State Supreme Court rules that denying marriage rights to same-sex couples violates Constitution; activists vow to get marriage statutes amended to include gays
The New Jersey Supreme Court on Wednesday ruled that denying equal marriage rights to same-sex couples violates the state’s Constitution, and set a six-month time limit for the legislature to either amend current marriage statutes or establish a civil union-type arrangement that gives gay couples all the state rights and benefits of marriage.
The ruling was announced at 2 p.m., CST.
Steven Goldstein, chair of the gay rights group Garden State Equality, immediately issued a statement announcing that three state lawmakers were prepared to introduce marriage equality legislation.
Four of the seven justices signed on to the majority. The three other justices said same-sex couples should be included in the marriage statutes and not given a separate-but-equal system of rights.
Justice Barry T. Albin, writing for the majority, said, “Denying committed same-sex couples the financial and social benefits and privileges give to their married heterosexual counterparts bears no substantial relationship to a legitimate governmental purpose.”
Albin wrote that “committed same-sex couples must be afforded on equal terms the same rights and benefits enjoyed by opposite-sex couples under the civil marriage statutes,” but that whether the “statutory scheme that provides full rights and benefits” is called marriage, civil unions or something else “is a matter left to the democratic process.”
Justices Jaynee LaVecchia, Roberto A. Rivera-Soto and John E. Wallace Jr. signed the majority opinion.
Chief Justice Deborah T. Poritz, who will step down from the court after turning 70 the court’s mandatory retirement age on Thursday, wrote a minority opinion concurring that denying marriage rights to same-sex couples violates the Constitution, but “dissents from the majority’s distinguishing those rights and benefits from the right to the title of marriage.

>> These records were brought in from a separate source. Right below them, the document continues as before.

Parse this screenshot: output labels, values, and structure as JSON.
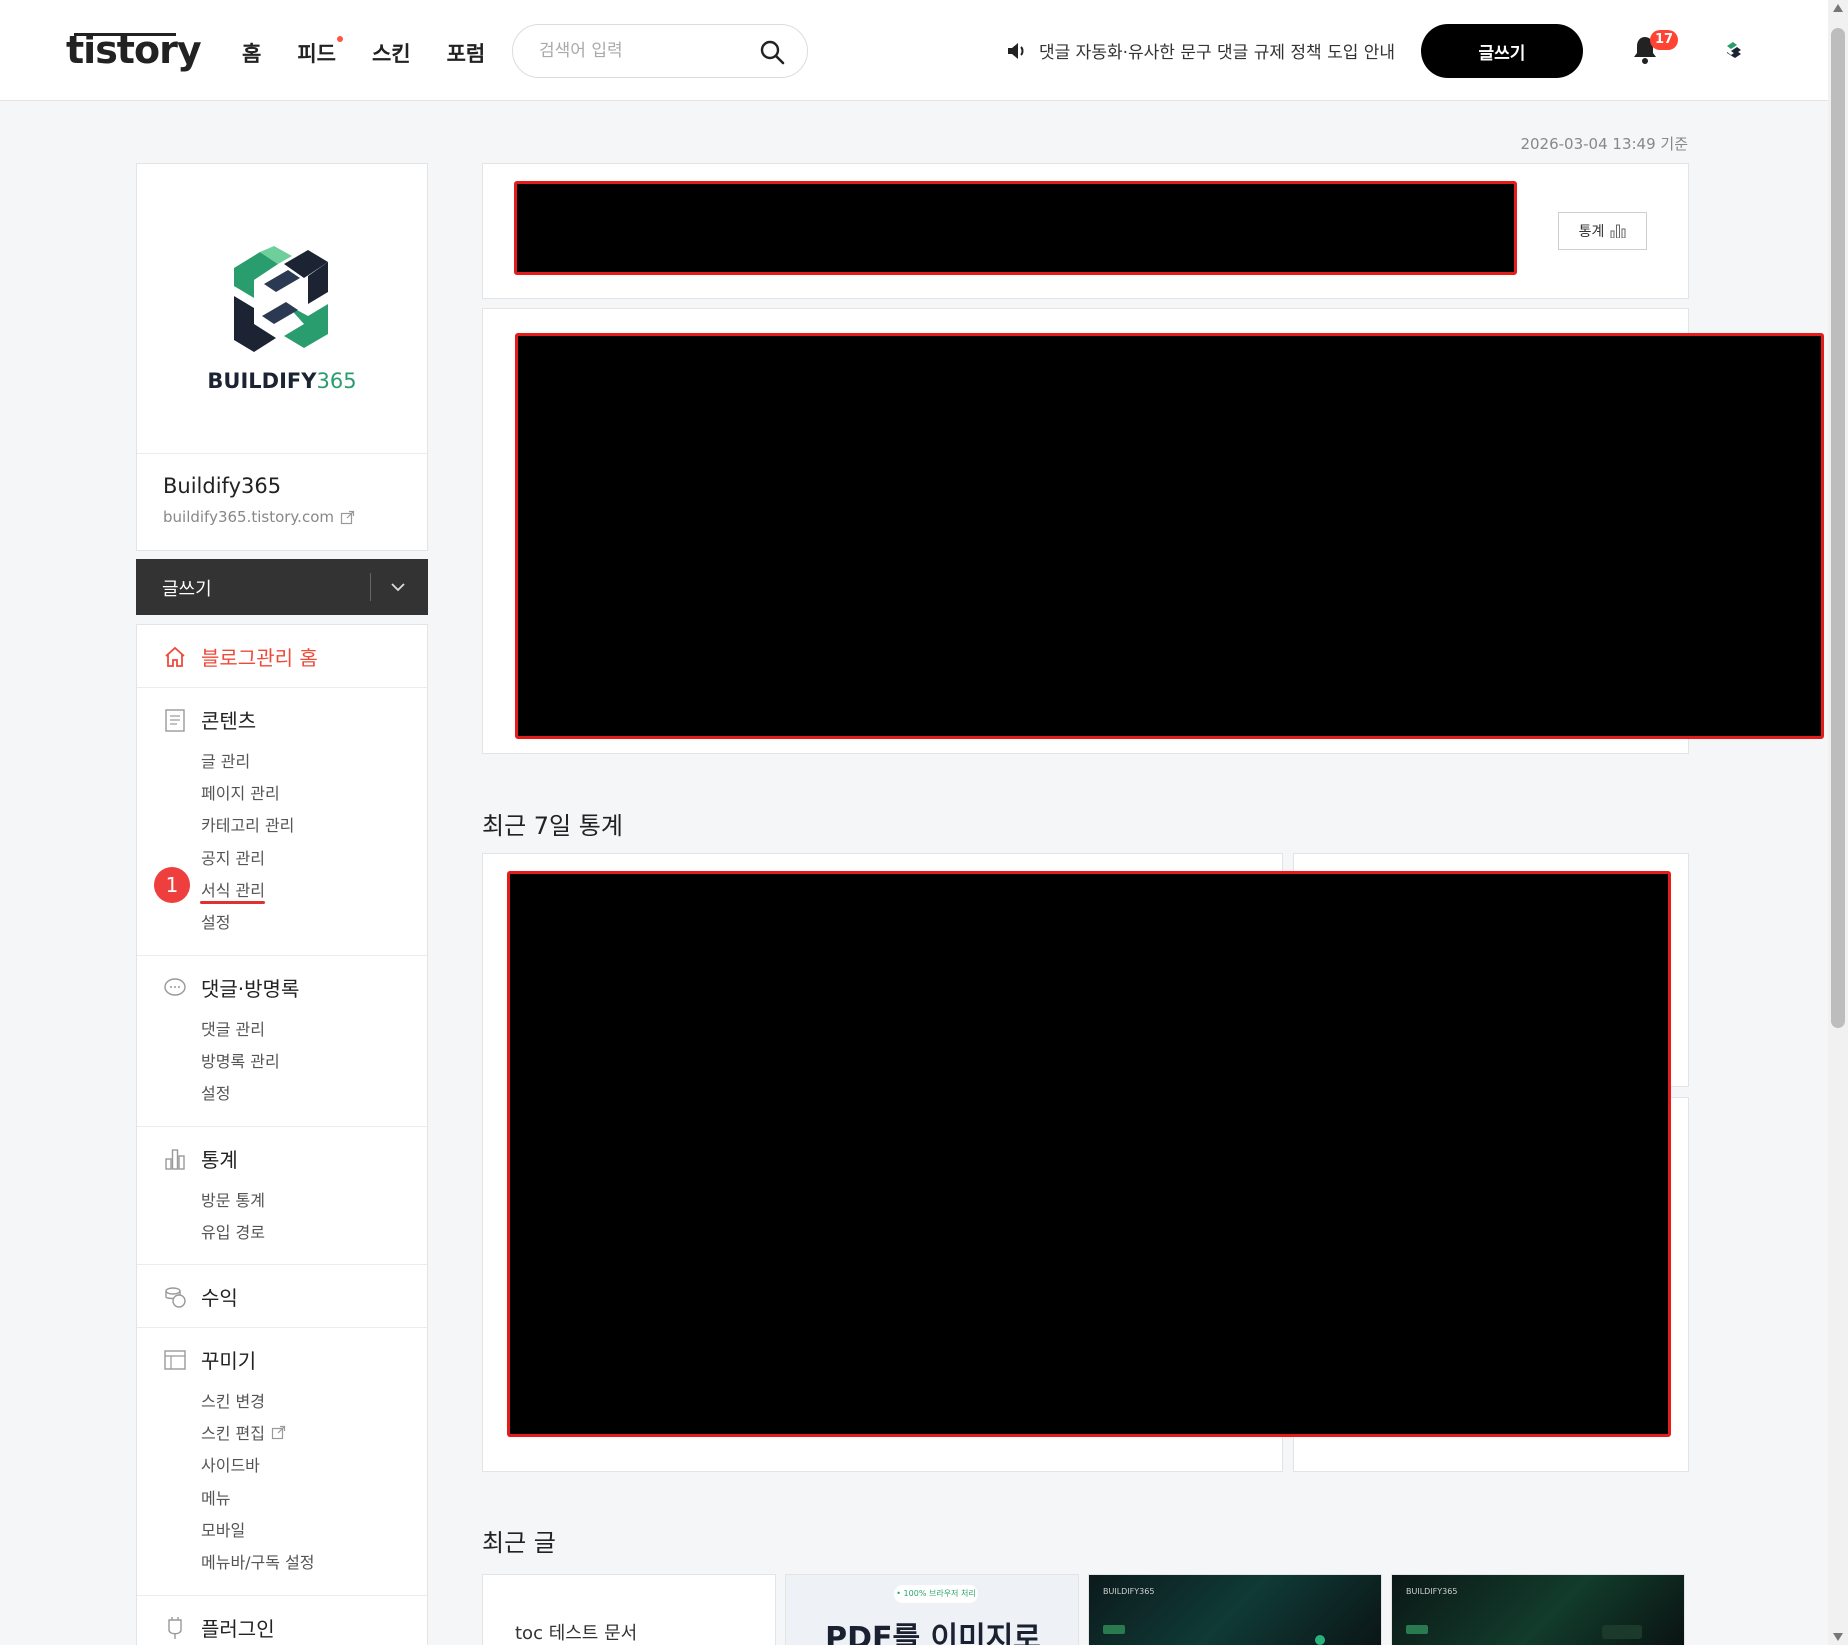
{
  "header": {
    "logo": "tistory",
    "nav": [
      "홈",
      "피드",
      "스킨",
      "포럼"
    ],
    "search_placeholder": "검색어 입력",
    "notice": "댓글 자동화·유사한 문구 댓글 규제 정책 도입 안내",
    "write_label": "글쓰기",
    "notification_count": "17"
  },
  "profile": {
    "brand_main": "BUILDIFY",
    "brand_num": "365",
    "blog_name": "Buildify365",
    "blog_url": "buildify365.tistory.com"
  },
  "sidebar": {
    "write_label": "글쓰기",
    "home": "블로그관리 홈",
    "content": {
      "title": "콘텐츠",
      "items": [
        "글 관리",
        "페이지 관리",
        "카테고리 관리",
        "공지 관리",
        "서식 관리",
        "설정"
      ]
    },
    "comments": {
      "title": "댓글·방명록",
      "items": [
        "댓글 관리",
        "방명록 관리",
        "설정"
      ]
    },
    "stats": {
      "title": "통계",
      "items": [
        "방문 통계",
        "유입 경로"
      ]
    },
    "revenue": {
      "title": "수익"
    },
    "decorate": {
      "title": "꾸미기",
      "items": [
        "스킨 변경",
        "스킨 편집",
        "사이드바",
        "메뉴",
        "모바일",
        "메뉴바/구독 설정"
      ]
    },
    "plugin": {
      "title": "플러그인"
    },
    "annotation_badge": "1"
  },
  "main": {
    "timestamp": "2026-03-04 13:49 기준",
    "stats_button": "통계",
    "section_weekly": "최근 7일 통계",
    "section_recent": "최근 글",
    "posts": [
      {
        "title": "toc 테스트 문서"
      },
      {
        "thumb_pill": "• 100% 브라우저 처리",
        "thumb_title": "PDF를 이미지로"
      },
      {
        "thumb_brand": "BUILDIFY365"
      },
      {
        "thumb_brand": "BUILDIFY365"
      }
    ]
  },
  "colors": {
    "accent_red": "#ee4a3a",
    "redaction_border": "#e41c1c",
    "brand_green": "#2a9d6f"
  }
}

She also dissents from the majority’s conclusion that there is no fundamental due process right to same-sex marriage encompassed within the concept of “‘liberty'” as expressed in the Constitution.
Justices Virginia Long and James R. Zazzali signed the minority opinion.
Goldstein agreed vehemently with the minority opinion, In a written statement released shortly before 3 p.m. CST, Goldstein said, “So help us God, New Jersey’s LGBT community and our millions of straight allies will settle for nothing less than 100 percent marriage equality.”
Goldstein said that “half-steps short of marriage like New Jersey’s domestic partnership law and also civil union laws don’t work in the real world. Hospitals and other employers have told domestic-partnered couples across New Jersey: We don’t care what the domestic partnership law says. You’re not married.
“That’s why it wouldn’t matter if the legislature added all the rights in the world to the current law without calling it marriage,” he continued. “Marriage is the only currency of commitment the real world universally understands and accepts.”
Goldstein said that Assemblyman Wilfredo Carabello, the Assembly’s speaker pro tem, would be joined by Assemblymen Brian Stack and Reed Gusciora in introducing marriage equality legislation.
“Over our dead bodies will we settle for less than 100 percent marriage equality. The people of New Jersey wouldn’t want us to,” Goldstein said, pointing to the 2006 Zogby-Garden State Equality Poll that found that New Jersey residents favor marriage equality by a 56-to39 percent margin.